BENCH (an O. E. and Eng. form of a word common to Teutonic languages, cf. Ger. Bank, Dan. baenk and the Eng. doublet "bank"), a long narrow wooden seat for several persons, with or without a back. While the chair was yet a seat of state or dignity the bench was ordinarily used by the commonalty. It is still extensively employed for other than domestic purposes, as in schools, churches and places of amusement. Bench or Banc, in law, originally was the seat occupied by judges in court; hence the term is used of a tribunal of justice itself, as the King's Bench, the Common Bench, and is now applied to judges or magistrates collectively as the "judicial bench," "bench of magistrates." The word is also applied to any seat where a number of people sit in an official capacity, or as equivalent to the dignity itself, as "the civic bench," the "bench of aldermen," the "episcopal bench," the "front bench," i.e. that reserved for the leaders of either party in the British House of Commons. King's Bench (q.v.) was one of the three superior courts of common law at Westminster, the others being the common pleas and the exchequer. Under the Judicature Act 1873, the court of king's bench became the king's bench division of the High Court of Justice. The court of common pleas was sometimes called the common bench.
Sittings in bane were formerly the sittings of one of the superior courts of Westminster for the hearing of motions, special cases, etc., as opposed to the nisi prius sittings for trial of facts, where usually only a single judge presided.
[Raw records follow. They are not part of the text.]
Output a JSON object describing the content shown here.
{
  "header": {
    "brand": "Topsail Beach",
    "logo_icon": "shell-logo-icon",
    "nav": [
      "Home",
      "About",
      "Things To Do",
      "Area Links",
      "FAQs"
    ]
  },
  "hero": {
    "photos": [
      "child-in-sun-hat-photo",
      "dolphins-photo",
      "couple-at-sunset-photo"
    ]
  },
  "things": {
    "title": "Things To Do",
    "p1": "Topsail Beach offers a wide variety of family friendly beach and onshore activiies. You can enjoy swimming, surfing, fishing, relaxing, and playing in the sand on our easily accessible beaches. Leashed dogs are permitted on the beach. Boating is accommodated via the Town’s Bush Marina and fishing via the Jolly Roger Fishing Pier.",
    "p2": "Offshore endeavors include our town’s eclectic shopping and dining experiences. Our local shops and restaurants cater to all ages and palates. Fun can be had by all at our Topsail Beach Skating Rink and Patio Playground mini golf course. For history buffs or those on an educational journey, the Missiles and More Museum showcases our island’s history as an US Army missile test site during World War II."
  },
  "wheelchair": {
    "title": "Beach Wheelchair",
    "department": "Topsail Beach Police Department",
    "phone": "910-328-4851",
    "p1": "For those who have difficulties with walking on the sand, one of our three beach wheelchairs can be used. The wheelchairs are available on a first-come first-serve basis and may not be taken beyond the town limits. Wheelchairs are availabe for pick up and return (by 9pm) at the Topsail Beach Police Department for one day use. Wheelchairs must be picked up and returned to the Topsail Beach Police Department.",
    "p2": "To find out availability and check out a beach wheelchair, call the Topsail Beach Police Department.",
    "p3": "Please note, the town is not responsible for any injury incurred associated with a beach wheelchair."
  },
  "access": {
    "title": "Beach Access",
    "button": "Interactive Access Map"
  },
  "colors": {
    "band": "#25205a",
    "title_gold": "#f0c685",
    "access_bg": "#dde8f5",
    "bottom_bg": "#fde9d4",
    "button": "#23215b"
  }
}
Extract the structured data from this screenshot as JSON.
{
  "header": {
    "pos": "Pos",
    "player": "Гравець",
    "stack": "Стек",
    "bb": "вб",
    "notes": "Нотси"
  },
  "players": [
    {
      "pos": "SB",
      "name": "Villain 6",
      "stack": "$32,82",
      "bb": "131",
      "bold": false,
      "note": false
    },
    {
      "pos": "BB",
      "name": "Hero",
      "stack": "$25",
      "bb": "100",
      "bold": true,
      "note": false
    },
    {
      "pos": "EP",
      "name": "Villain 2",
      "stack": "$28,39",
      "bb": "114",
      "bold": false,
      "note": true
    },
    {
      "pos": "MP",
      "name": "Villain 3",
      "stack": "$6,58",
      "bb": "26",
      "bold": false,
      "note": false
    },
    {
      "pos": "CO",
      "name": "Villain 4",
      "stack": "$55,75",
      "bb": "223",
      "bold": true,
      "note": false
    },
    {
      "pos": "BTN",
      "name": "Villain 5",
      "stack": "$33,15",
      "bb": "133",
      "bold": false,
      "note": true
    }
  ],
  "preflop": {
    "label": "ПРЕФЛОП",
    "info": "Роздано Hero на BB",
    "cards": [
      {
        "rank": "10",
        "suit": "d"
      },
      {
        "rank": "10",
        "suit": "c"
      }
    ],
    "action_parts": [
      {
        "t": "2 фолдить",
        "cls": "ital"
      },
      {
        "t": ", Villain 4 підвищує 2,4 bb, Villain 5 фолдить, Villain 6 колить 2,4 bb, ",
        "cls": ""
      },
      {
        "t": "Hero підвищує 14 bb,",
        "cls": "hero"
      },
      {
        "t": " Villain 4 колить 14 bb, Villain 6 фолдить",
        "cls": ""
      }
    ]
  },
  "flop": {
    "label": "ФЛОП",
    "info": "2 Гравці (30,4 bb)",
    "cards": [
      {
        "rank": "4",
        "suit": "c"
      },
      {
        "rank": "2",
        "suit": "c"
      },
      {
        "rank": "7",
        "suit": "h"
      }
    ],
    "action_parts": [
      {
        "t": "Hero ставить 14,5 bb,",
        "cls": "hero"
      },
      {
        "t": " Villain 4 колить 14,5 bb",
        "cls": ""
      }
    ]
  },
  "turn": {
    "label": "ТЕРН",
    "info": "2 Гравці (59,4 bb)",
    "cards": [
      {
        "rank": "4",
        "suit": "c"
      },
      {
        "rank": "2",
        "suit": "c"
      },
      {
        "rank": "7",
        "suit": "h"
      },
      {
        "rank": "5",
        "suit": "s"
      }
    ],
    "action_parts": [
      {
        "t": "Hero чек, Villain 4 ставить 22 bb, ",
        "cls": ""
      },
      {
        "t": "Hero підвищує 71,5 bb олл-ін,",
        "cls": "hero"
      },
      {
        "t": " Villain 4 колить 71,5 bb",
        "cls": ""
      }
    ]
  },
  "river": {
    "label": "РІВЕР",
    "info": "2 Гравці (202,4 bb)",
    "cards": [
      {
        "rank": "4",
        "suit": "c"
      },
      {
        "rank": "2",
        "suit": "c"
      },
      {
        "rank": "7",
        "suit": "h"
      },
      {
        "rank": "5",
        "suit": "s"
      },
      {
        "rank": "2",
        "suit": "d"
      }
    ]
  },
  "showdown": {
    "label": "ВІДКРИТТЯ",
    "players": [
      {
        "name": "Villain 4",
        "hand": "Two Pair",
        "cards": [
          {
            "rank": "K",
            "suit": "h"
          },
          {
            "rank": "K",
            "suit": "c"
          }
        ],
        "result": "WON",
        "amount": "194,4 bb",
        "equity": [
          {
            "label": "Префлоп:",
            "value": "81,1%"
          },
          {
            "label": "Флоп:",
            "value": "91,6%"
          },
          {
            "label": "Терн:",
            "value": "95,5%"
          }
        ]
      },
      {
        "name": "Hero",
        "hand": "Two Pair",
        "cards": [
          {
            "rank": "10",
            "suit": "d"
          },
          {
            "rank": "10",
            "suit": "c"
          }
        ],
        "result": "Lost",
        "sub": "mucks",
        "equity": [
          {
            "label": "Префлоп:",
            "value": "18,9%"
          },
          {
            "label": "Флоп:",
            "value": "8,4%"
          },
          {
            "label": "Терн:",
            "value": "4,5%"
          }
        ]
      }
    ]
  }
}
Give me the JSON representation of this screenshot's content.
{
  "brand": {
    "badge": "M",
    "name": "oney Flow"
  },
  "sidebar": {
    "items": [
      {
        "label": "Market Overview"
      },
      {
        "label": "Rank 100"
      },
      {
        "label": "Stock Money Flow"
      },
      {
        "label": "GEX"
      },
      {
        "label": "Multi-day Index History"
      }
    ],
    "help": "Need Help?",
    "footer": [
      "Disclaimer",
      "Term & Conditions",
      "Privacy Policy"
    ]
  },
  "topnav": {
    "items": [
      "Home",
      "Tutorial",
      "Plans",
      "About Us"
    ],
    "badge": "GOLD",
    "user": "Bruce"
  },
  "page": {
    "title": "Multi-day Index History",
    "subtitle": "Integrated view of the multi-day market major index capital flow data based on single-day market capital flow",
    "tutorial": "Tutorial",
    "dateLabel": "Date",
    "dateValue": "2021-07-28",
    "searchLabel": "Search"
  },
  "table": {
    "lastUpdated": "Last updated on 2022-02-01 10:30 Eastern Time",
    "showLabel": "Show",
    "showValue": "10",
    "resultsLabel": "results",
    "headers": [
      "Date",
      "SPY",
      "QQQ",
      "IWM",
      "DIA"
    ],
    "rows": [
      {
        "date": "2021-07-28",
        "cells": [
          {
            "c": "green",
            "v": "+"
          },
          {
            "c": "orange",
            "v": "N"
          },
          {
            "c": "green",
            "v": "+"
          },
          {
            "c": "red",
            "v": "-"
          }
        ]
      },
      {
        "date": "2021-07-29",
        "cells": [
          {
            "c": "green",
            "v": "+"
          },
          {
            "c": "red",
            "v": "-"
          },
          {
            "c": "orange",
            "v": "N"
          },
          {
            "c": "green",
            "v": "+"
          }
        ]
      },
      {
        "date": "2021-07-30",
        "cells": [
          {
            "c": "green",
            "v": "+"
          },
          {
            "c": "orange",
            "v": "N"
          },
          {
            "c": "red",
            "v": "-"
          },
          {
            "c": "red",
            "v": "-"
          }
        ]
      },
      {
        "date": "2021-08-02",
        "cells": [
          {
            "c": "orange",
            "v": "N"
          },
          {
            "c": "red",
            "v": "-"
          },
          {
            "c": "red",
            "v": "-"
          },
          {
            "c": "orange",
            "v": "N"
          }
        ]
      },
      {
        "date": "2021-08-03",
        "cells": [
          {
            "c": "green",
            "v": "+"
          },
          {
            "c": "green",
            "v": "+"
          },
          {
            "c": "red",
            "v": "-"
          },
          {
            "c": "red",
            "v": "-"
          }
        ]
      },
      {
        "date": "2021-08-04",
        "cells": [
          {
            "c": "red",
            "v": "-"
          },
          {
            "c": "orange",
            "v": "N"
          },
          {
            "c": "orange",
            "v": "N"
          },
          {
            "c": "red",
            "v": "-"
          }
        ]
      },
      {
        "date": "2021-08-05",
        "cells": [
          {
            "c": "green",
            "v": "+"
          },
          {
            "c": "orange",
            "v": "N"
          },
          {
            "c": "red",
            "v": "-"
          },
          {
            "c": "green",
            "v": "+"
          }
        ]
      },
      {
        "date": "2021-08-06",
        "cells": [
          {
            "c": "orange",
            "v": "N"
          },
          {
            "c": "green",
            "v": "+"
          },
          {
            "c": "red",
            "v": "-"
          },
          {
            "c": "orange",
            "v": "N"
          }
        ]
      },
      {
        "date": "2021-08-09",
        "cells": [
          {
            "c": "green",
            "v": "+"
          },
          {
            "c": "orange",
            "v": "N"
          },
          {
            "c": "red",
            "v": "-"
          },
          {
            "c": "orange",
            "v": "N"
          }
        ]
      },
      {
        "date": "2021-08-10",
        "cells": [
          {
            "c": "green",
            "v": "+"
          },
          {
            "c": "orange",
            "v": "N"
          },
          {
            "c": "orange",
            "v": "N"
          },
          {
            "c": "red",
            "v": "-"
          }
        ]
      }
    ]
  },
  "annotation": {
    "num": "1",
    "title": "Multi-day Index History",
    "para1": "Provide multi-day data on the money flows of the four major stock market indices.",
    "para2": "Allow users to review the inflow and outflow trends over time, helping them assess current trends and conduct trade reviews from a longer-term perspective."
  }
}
By the Judicature Act 1873 the business of courts sitting in bane was transferred to divisional courts.
Note - this article incorporates content from Encyclopaedia Britannica, Eleventh Edition, (1910-1911)